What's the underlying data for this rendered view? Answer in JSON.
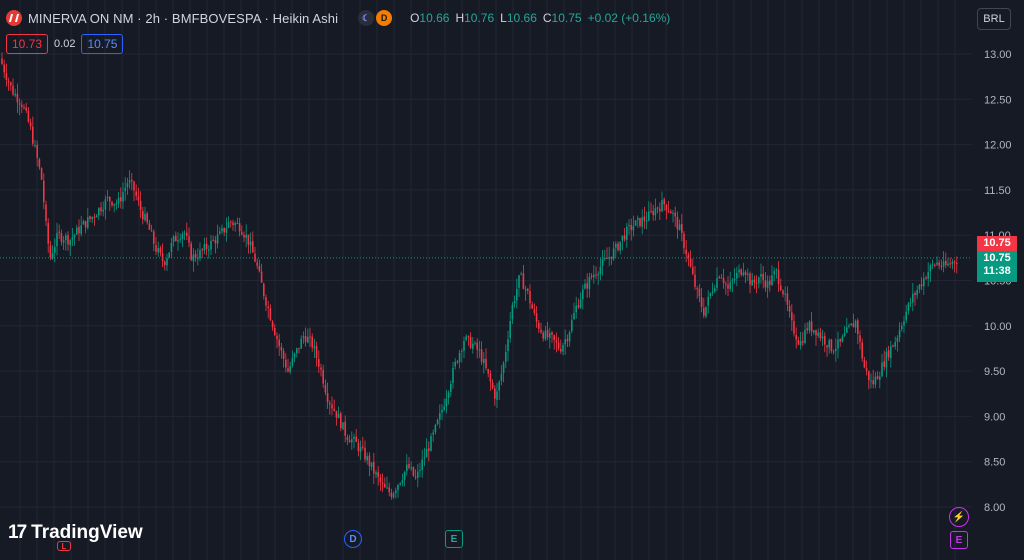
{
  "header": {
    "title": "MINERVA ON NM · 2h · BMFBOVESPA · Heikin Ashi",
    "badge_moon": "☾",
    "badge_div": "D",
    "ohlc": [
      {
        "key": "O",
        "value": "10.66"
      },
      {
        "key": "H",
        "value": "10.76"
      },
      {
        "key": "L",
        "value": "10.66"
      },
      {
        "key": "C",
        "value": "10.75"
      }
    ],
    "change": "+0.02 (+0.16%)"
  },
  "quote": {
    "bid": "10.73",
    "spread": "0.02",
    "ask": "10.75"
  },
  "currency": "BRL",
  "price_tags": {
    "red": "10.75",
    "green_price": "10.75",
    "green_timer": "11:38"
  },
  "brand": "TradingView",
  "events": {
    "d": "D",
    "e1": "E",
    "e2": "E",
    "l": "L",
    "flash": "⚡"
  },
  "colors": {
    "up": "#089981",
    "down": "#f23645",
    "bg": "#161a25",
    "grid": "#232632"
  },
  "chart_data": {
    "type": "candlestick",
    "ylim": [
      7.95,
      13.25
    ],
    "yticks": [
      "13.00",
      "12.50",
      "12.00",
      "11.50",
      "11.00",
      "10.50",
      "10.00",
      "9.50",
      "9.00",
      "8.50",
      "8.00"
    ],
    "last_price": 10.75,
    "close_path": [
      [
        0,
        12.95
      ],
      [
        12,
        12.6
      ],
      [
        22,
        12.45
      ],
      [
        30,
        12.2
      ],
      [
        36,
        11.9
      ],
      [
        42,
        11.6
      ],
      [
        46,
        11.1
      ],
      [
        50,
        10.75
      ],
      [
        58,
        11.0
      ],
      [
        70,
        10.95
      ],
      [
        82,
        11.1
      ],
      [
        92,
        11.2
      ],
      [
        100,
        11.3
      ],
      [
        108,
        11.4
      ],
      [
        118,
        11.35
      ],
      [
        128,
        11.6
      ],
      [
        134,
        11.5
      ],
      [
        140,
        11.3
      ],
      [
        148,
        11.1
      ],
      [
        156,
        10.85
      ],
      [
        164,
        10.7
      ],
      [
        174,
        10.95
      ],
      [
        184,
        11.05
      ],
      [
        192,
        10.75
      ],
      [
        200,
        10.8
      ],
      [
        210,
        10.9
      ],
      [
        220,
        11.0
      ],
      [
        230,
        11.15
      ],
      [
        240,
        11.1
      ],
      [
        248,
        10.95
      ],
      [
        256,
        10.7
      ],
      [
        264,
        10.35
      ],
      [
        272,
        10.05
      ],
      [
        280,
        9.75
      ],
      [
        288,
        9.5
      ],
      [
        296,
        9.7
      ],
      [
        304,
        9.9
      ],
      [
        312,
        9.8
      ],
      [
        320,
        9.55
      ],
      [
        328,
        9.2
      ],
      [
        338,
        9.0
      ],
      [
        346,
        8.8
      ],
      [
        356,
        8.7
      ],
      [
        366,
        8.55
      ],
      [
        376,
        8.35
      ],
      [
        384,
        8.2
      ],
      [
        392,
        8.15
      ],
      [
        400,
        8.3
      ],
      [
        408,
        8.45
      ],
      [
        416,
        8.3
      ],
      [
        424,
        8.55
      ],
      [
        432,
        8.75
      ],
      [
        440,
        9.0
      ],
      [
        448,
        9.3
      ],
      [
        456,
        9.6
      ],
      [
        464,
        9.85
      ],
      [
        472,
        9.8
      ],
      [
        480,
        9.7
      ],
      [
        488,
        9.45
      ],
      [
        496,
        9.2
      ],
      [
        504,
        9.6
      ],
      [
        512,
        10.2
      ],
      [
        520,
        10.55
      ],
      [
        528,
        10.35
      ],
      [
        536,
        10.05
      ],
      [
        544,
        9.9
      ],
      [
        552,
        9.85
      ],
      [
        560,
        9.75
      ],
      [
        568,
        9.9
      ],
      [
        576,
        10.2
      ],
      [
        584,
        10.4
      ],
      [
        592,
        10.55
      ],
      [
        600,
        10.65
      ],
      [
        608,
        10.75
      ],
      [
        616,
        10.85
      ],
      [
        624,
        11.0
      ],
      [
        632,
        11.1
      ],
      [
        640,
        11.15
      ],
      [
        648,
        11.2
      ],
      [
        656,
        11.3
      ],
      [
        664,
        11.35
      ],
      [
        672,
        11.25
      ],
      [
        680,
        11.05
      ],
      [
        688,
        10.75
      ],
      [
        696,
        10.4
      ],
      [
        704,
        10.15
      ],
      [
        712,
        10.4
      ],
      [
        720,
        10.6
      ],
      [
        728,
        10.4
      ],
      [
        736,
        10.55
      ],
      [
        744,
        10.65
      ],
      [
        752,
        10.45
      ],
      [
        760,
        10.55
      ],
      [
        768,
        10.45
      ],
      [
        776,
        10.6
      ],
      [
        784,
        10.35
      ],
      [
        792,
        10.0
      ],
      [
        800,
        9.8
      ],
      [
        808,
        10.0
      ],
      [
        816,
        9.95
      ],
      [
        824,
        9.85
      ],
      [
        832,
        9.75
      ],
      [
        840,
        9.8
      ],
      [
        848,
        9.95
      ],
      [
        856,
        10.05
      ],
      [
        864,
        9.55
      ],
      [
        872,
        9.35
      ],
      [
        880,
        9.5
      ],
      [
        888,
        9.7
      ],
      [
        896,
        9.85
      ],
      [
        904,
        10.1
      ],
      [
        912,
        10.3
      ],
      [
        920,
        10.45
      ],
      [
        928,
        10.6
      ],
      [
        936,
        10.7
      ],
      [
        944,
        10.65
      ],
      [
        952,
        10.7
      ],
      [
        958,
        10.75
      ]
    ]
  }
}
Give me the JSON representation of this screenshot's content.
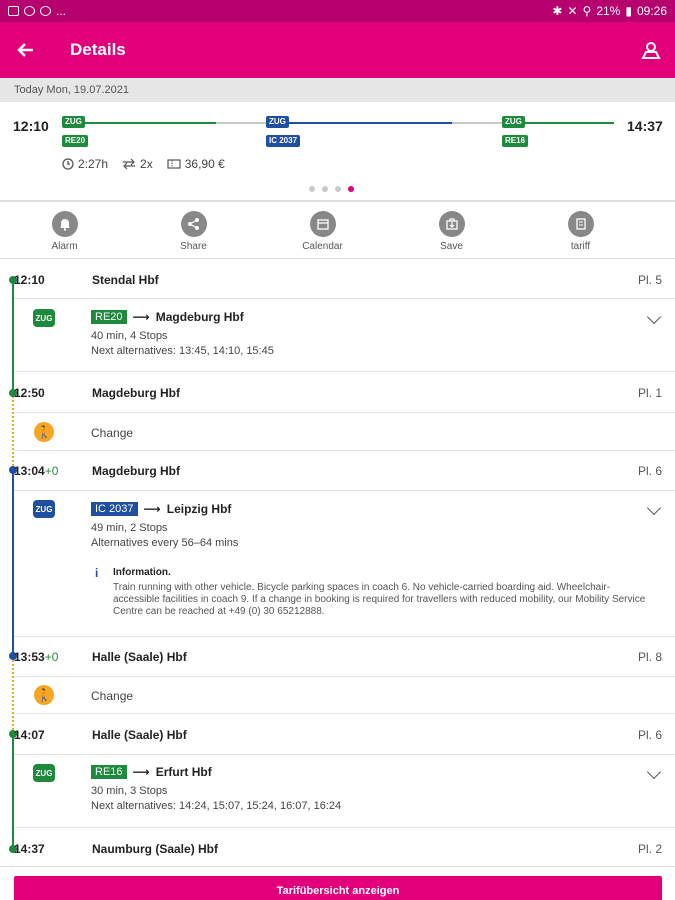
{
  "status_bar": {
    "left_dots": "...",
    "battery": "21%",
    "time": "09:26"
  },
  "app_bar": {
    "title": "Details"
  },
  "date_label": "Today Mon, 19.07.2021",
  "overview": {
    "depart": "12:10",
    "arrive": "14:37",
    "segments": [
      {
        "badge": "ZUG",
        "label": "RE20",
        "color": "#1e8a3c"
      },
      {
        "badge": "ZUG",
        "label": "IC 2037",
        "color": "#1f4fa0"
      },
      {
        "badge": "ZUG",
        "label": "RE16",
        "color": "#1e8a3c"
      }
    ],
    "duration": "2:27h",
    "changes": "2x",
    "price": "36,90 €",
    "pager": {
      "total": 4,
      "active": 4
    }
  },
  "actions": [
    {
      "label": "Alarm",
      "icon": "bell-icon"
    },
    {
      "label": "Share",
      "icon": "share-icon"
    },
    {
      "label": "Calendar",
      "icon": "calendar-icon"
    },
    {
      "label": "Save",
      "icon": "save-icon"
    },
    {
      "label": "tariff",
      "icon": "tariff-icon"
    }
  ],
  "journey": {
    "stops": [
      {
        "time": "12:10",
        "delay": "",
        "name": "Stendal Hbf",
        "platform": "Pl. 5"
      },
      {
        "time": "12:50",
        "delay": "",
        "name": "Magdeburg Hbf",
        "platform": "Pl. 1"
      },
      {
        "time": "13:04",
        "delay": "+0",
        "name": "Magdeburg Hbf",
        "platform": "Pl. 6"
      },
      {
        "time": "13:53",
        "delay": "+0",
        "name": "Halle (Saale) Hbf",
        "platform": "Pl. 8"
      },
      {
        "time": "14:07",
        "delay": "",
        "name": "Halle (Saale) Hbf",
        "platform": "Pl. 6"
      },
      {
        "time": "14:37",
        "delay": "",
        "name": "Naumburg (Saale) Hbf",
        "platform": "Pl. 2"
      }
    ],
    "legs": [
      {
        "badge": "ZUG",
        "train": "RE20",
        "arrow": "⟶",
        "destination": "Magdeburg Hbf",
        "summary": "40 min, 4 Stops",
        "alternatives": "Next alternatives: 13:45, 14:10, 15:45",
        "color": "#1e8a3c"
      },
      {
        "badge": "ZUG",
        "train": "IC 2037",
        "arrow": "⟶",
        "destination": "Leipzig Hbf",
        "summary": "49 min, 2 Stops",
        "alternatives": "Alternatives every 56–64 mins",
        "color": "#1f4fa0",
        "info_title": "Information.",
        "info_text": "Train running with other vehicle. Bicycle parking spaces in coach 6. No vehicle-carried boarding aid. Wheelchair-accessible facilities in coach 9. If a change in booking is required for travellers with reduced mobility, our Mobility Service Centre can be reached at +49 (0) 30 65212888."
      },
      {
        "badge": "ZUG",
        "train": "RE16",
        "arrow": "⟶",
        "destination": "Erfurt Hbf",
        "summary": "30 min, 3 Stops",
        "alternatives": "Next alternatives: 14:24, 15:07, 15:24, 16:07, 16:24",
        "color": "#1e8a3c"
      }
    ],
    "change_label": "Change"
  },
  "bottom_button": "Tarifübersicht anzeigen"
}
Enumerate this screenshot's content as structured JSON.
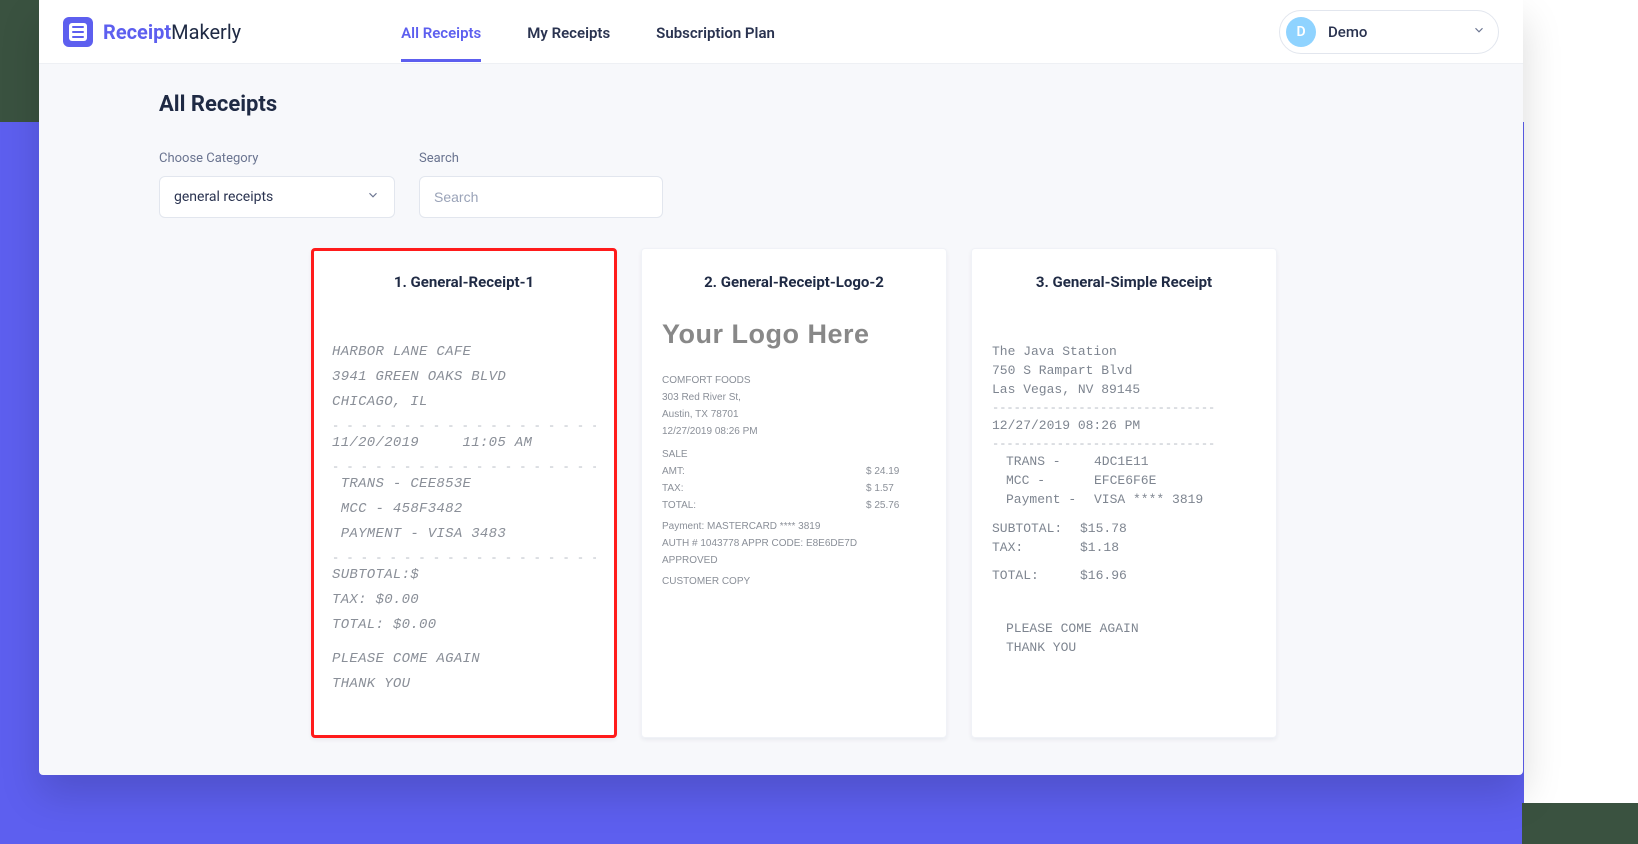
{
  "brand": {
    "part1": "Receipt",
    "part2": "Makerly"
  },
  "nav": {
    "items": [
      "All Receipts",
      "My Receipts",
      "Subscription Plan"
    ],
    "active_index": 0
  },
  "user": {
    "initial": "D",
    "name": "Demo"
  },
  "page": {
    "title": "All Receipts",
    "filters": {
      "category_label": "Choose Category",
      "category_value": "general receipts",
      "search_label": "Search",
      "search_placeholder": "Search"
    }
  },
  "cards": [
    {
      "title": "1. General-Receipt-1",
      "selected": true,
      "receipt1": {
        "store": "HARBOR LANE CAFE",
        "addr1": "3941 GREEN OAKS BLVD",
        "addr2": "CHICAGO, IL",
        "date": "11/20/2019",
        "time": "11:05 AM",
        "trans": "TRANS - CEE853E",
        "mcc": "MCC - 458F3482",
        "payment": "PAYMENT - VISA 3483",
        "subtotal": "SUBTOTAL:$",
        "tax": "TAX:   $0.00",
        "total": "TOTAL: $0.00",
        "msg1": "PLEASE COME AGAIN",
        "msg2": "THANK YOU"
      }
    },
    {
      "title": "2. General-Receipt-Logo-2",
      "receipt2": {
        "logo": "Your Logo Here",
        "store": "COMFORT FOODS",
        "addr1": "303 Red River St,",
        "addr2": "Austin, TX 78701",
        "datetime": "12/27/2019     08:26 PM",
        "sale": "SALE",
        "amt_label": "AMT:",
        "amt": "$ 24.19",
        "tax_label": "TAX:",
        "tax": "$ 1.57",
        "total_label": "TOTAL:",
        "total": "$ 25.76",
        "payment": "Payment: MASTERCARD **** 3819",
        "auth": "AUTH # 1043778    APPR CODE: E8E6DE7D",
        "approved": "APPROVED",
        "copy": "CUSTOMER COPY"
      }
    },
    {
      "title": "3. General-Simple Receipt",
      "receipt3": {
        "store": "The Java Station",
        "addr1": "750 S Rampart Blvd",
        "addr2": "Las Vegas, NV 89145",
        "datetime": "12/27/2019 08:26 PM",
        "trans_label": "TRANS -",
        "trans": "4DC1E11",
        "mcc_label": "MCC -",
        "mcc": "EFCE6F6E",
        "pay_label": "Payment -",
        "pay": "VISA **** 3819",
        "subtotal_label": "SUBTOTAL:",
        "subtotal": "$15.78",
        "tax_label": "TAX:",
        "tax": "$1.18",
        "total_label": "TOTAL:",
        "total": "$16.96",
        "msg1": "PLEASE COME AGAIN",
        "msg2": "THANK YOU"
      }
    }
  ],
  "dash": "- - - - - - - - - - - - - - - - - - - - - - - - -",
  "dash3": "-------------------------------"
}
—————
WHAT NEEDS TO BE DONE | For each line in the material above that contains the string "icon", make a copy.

COMPLETED EXERCISE |
      "icon": "bell-icon"
      "icon": "share-icon"
      "icon": "calendar-icon"
      "icon": "save-icon"
      "icon": "tariff-icon"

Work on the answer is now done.